Dad was not arrogant, or rude, or selfish.
Grandpa was not easily angered and he kept no record of our wrongs. Grandpa relished the
truth and never rejoiced over injustice.
Bill protected. Dad trusted. Grandpa hoped and he endured.
Bill’s love, Dad’s love, Uncle Bill’s love, Grandpa’s love, never failed.
For me, I’ll always remember the time Dad Stone helped me with plans for one of my wife,
Susan’s milestone birthdays. I wanted to decorate our yard with the appropriate number of lawn
ornaments. You know the type. Sometimes people get pink flamingos or elephants or some
other goofy thing to bring attention to the special day. I wanted to have teapots. And, I knew
just who upon to call. It was not until the project was almost complete that my father-in-law
wryly noted, “I suppose there’s some special significance for Susan about teapots.” Yes, there
is. But it didn’t really matter to him that he hadn’t known or understood exactly what it was. All
he needed to know was that I felt it would make Susan’s day
special. My two kids enjoyed watching and assisting their
Grandpa with the project. Each teapot placard decorated
uniquely, with even some spelling out the words, “Happy
Birthday” and with candles atop.
But perhaps the best testament to Dad’s love was the spirit
and enthusiasm revealed by his grandkids and grand-dogs in
their efforts to secure the warm and comforting spot next to
their grandpa in his living room chair. Or, if they were so
lucky, upon his lap, within his loving arms. Yes, I did
include his grand-dogs, Cindy and Mickey. Perhaps dogs are man’s best friend, but Grandpa
Stone was most assuredly their best friend.
But his children and his grandkids need not only know how much they loved their dad, their
grandpa, but it is also important that they know how much he dearly loved each one of them,
how much joy he took in their visits, their phone calls, their letters and cards.
Jim – Engineer stuck to the straight and true path
Susan – assistance with b-day and Xmas gifts for her mother
Grandkids – cards, projects, pictures
Will – lending a strong, helping hand
We all knew Dad, Grandpa, was a very organized and thoughtful saver. This process of
preparation for today’s service has shed even greater light on this trait. Anything, however
insignificant it might seem to us, if it had significance for him, he had it saved, filed or stored in
his organized fashion and it its proper place.
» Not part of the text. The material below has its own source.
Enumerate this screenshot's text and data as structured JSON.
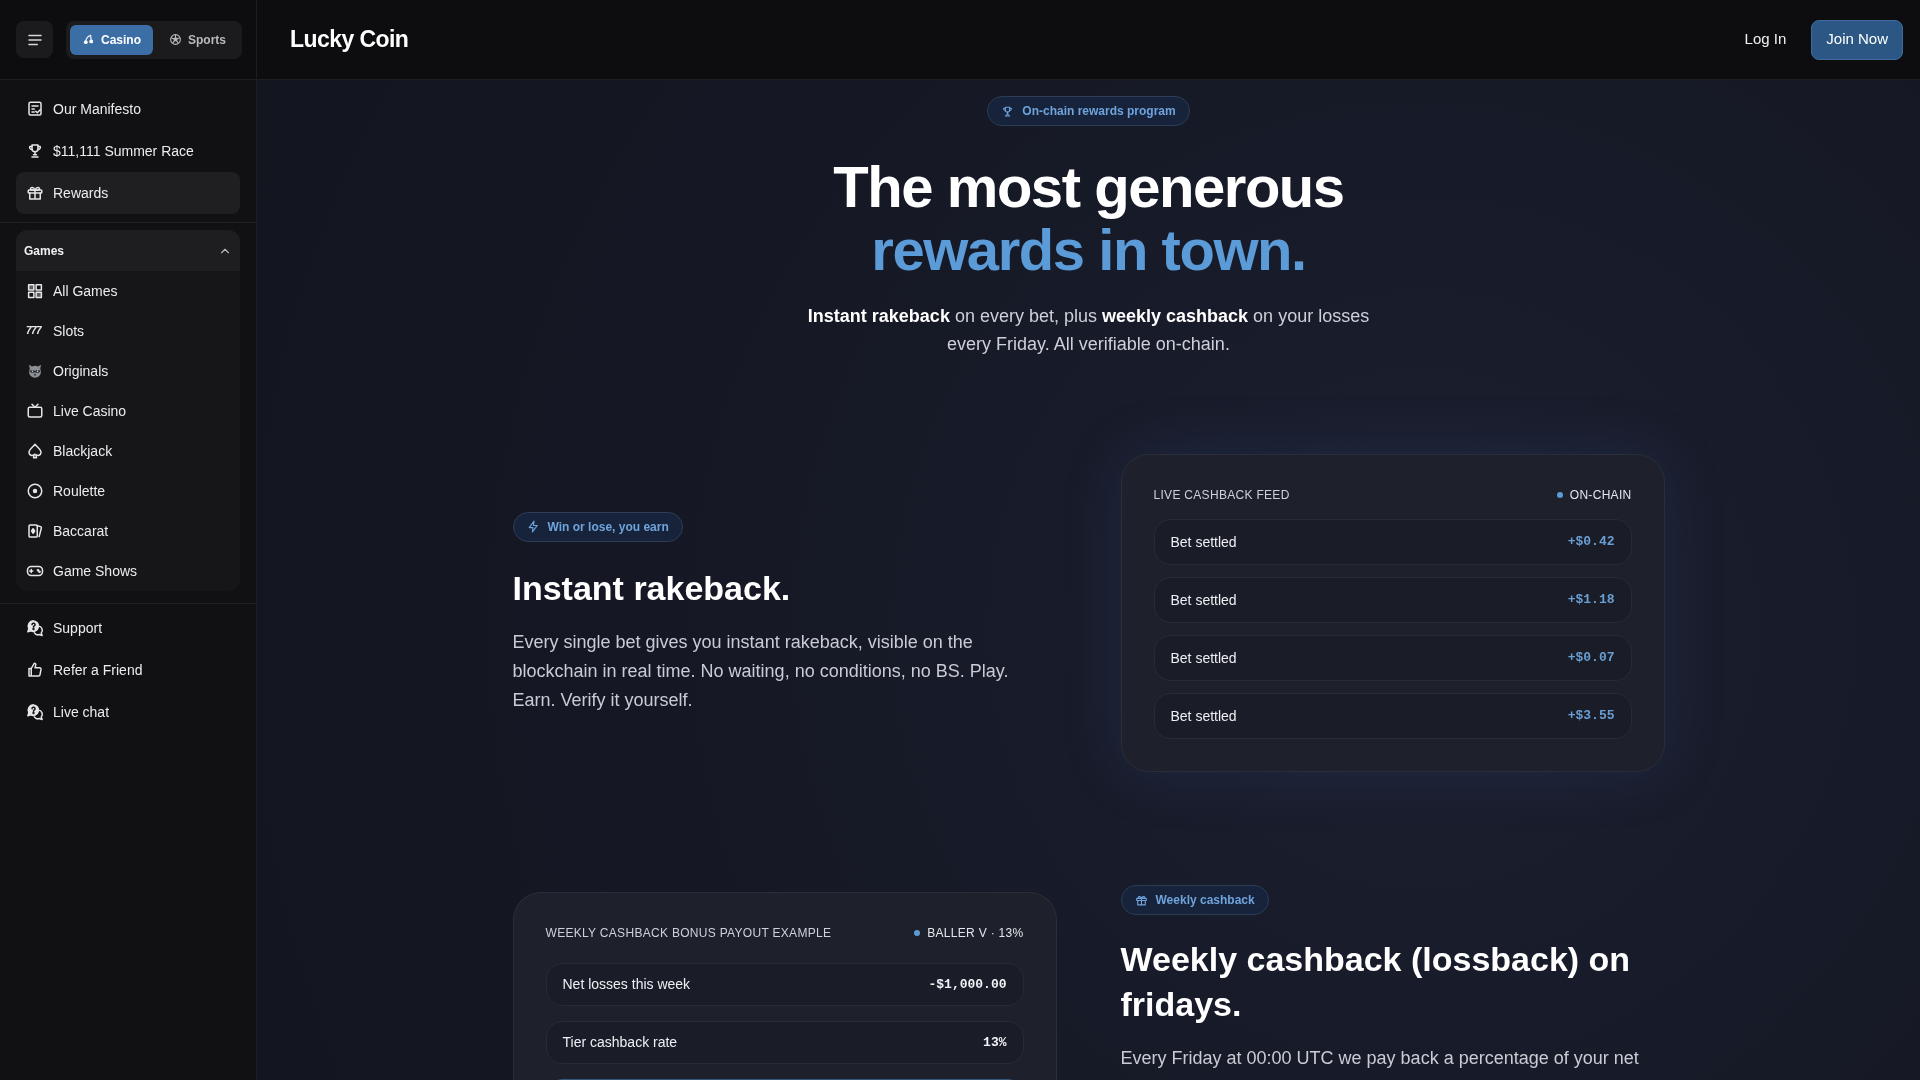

This thing you can be sure – your dad, your
grandpa, maintains a special place in the files of his soul for the great joy each one of you
brought him. I’m sure he’s got these files very clearly labeled: Jim – Susan - Will – Katie –
Clare – and, Kristen. Each one overflowing with the joy he derived from his relationship with
each of you.
I know today, our hearts ache with the loss of our
loved one – a devoted husband of 54 years, a loving
father, a caring and adoring grandpa, a warm &
supportive uncle, a loyal, trusted brother and friend.
But I also know full well, that if Dad were
physically here with us today, he would, in his own
quiet way, attend to each of our broken hearts. I
can see him at his desk or workbench, gently
holding our hearts in his loving hands and studying
them under his work light. Carefully drawing up his plans, endeavoring to address every & all
facets of the task. Somewhere alongside him, his supply of glue, duct tape, and assorted
fasteners. And finally, proceeding - meticulously and tenderly - to make the needed repairs,
driven by his own kind, considerate heart with single-minded determination to make our broken
hearts whole, once again.
True, Dad no longer has a physical presence here on earth with us. After having squeezed every
last mile out of his earthly body, he finally accepted the time was right to get that new model
God had awaiting for him in heaven. But, God continues to have tasks for his newest engineer.
In fact, I think God holds a special place for those that have been raised in a carpenter’s home. I
believe God keeps Dad, his good and faithful servant, on call for special repairs. He’s there to
give God a hand in mending our saddened, wounded hearts. Dad’s careful plans are but a prayer
away. Our treasured memories – treasured memories of a husband, father, grandpa, brother,
uncle, and friend – treasured memories that are now Dad’s tools through which he’ll do God’s
work to heal our heavy hearts.